Page and application data records
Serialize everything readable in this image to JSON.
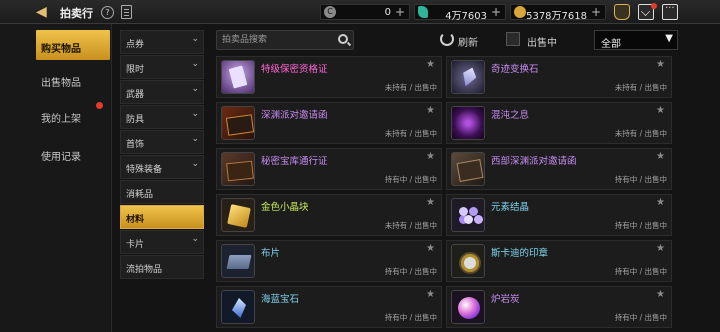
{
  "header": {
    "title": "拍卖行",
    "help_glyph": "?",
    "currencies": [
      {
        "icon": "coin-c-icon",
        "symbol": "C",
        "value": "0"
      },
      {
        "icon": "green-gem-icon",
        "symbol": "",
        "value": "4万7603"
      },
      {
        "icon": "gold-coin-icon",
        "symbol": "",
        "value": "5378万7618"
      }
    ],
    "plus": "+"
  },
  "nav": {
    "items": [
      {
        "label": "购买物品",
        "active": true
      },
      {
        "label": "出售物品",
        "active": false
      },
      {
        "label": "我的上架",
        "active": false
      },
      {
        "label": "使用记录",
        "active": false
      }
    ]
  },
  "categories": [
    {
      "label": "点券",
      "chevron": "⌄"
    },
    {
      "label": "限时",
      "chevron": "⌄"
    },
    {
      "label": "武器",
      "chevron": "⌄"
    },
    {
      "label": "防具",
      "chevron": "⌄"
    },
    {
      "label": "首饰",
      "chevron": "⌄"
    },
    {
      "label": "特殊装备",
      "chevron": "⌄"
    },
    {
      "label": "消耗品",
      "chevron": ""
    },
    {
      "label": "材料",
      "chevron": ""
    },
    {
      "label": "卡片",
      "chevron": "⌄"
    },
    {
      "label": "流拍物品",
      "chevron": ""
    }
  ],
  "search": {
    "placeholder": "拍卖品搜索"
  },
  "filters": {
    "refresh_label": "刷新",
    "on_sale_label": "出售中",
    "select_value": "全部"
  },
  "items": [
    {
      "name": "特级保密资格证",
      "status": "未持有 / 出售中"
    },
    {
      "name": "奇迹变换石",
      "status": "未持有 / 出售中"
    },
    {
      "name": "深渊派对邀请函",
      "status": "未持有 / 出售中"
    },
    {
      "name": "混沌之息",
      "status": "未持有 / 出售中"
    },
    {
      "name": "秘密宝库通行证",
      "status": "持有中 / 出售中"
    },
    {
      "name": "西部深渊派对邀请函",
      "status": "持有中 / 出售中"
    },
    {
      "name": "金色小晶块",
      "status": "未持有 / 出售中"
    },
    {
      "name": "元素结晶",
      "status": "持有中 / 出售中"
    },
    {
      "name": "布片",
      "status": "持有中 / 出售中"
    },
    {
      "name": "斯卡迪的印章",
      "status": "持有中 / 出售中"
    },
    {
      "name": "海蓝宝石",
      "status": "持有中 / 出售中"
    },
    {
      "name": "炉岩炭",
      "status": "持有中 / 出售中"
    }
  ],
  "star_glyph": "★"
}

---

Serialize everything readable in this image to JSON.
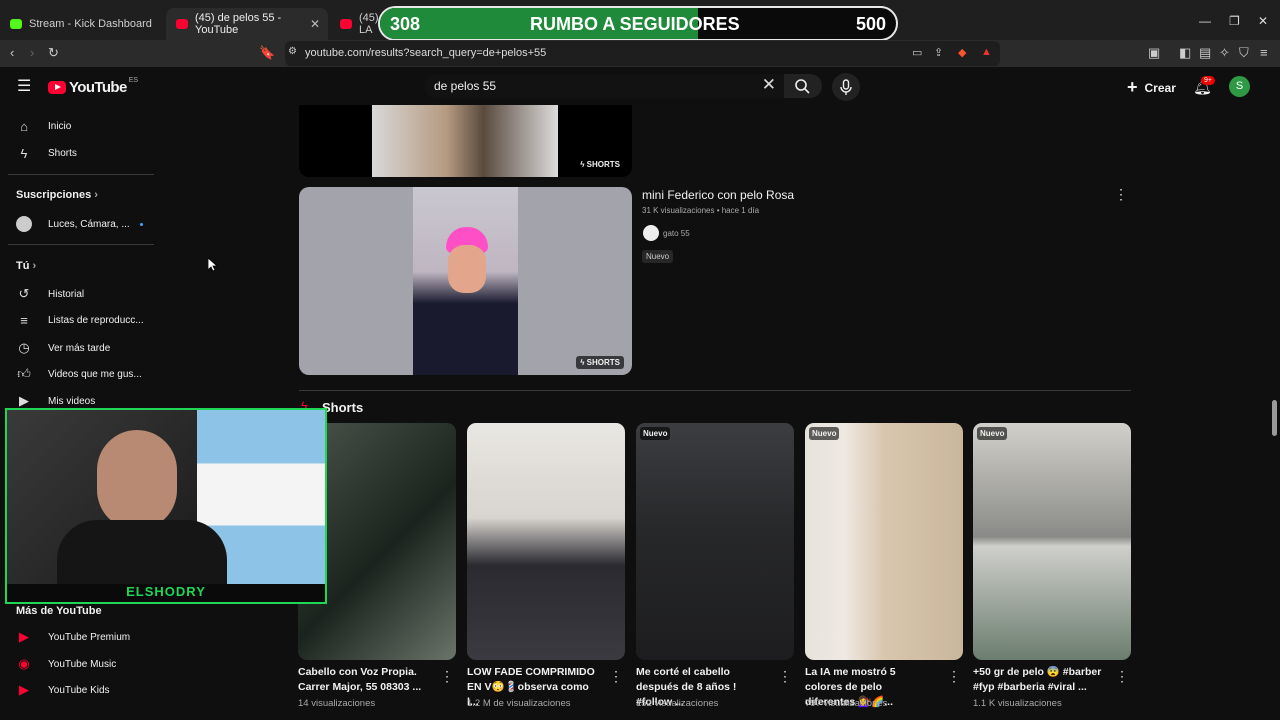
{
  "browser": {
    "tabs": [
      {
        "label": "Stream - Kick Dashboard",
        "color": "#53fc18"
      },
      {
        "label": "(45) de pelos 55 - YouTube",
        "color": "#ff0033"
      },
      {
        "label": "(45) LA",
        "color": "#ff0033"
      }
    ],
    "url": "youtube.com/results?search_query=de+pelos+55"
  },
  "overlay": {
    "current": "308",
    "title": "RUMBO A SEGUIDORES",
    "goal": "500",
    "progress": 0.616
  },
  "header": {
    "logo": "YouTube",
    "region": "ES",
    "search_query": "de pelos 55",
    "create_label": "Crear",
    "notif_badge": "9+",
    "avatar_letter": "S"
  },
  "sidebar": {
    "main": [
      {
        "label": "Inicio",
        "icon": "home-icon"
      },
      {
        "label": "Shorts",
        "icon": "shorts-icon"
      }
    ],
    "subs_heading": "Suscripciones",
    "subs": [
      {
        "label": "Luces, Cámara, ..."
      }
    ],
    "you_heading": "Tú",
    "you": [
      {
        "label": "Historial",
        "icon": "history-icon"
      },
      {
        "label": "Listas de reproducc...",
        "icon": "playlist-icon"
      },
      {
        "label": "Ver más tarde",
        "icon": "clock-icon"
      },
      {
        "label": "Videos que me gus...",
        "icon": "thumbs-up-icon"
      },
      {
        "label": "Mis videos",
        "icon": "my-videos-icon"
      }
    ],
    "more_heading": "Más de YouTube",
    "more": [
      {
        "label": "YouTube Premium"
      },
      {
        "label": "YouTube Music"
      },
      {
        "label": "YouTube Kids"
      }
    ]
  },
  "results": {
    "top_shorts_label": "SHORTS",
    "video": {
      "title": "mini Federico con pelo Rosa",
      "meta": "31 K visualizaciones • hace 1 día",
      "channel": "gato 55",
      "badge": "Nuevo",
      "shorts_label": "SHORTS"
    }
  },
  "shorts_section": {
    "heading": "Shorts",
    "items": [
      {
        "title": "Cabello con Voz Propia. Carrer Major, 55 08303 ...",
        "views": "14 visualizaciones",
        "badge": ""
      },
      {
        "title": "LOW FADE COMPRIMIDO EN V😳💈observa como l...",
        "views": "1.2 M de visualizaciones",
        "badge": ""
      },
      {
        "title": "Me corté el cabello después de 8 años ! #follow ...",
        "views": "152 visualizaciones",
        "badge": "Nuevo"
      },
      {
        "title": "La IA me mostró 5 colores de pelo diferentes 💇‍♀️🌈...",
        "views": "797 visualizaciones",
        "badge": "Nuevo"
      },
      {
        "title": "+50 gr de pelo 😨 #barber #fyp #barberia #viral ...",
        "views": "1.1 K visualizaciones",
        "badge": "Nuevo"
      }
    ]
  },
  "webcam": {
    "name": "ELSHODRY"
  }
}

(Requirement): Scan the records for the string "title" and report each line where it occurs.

(Finished task):
    "title": "拍卖行",
    "title": "RUMBO A SEGUIDORES",
      "title": "mini Federico con pelo Rosa",
        "title": "Cabello con Voz Propia. Carrer Major, 55 08303 ...",
        "title": "LOW FADE COMPRIMIDO EN V😳💈observa como l...",
        "title": "Me corté el cabello después de 8 años ! #follow ...",
        "title": "La IA me mostró 5 colores de pelo diferentes 💇‍♀️🌈...",
        "title": "+50 gr de pelo 😨 #barber #fyp #barberia #viral ...",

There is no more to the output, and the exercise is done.